As the character discovers clues to her ancestors’ story, she doesn’t know what they mean, or how they connect to a bigger picture at first. As she wrote the novel, Edwards – author of the bestselling 2006 novel "The Memory Keeper's Daughter" – didn’t know either.
“I figure out the plot happenings as I go along,” the author explains just days after the book’s publication, during a talk at Boston-area Brookline Booksmith. “For me that’s the great pleasure of writing. I get to find out what happens.”
Many authors approach writing quite the opposite, with their plots already determined before they sit down to put it on paper.
“Writers fall on different places along that spectrum,” says Edwards. “For me it’s always been that intuitive seeking of the story and then pausing to do the intellectual shaping of it.”
Early on in the process, she sets a goal of 1,000 words per day, and then explores.
“I had a vague idea of what I wanted to do with the book, but nothing concrete,” she says. At first, she wrote it from her protagonist’s mother’s point of view, in the third person. “I just kept running into walls. Finally I realized it was not [the mother’s] story.”
While writing, Edwards conducted research on a wide variety of subjects involved in the plot: the 19th-century suffragette movement, stained glass art, and lock picking among them. She visited women’s activist Elizabeth Cady Stanton’s home and took a glass blowing class. As for the lock picking, she assures readers that, despite her research, she never mastered the skill.
Lucy’s story is not that of her creator, Edwards. Still, they do share similar roots.
Edwards, like the main character, grew up in the beautiful Finger Lakes region of upstate New York, near a series of long and narrow lakes formed two million years ago by glaciers. She tried to use Seneca Lake as the book’s primary setting, especially because the area shared land-use issues with a plotline in the story.
“But then I had a problem, I was so constrained by reality,” Edwards said. “So I just made up a new Finger Lake.
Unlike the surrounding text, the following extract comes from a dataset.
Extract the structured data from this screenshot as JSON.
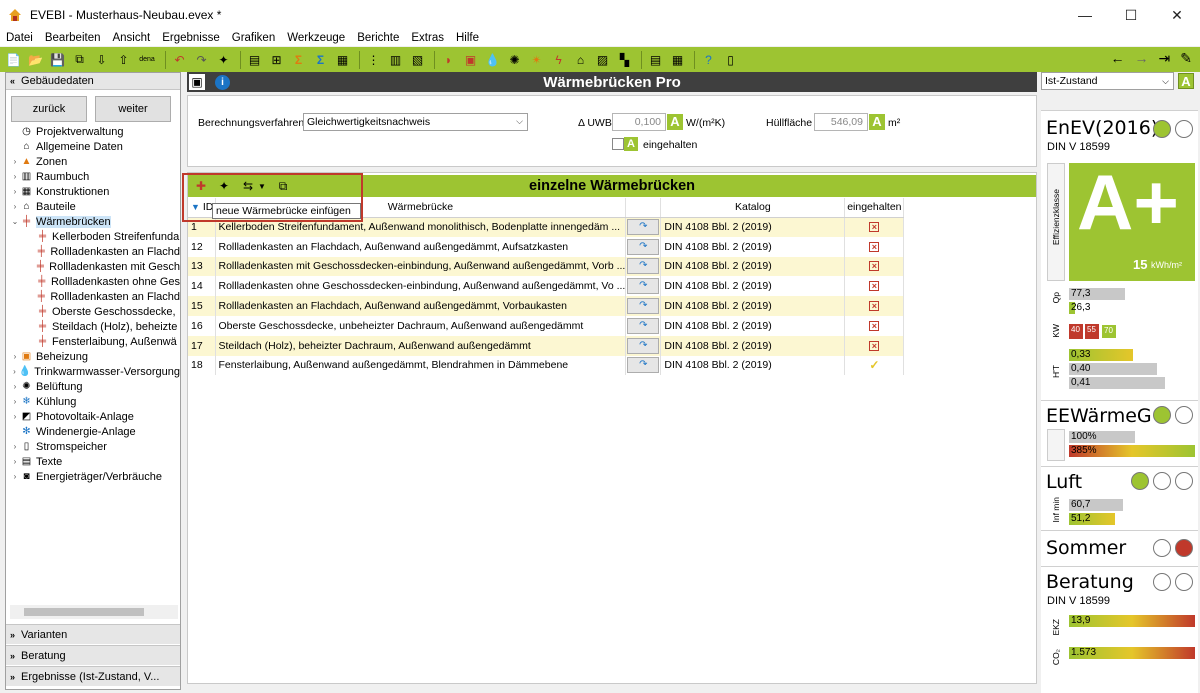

I took a little poetic license from the geography.”
Edwards also gave her protagonist one of her real-life experiences.
“Like Lucy, I wandered about the world for a while when I was in my 20s and early 30s,” the author said. Edwards lived on the rural east coast of Malaysia,
Cambodia, and Japan for a time. She based many of her short stories, some in her collection “The Secrets of a Fire King,” on those travels.
“The Lake of Dreams” opens with Lucy living in Japan, just as Edwards did.
“The first summer that I lived in Japan there was an underwater island forming off the coast and there were consequently a lot of earthquakes, almost constantly. The earth was always trembling,” said Edwards. “I thought that that was a wonderful metaphor for Lucy’s state of life, so I gave it to her here.”
Nora Dunne is a Monitor contributor.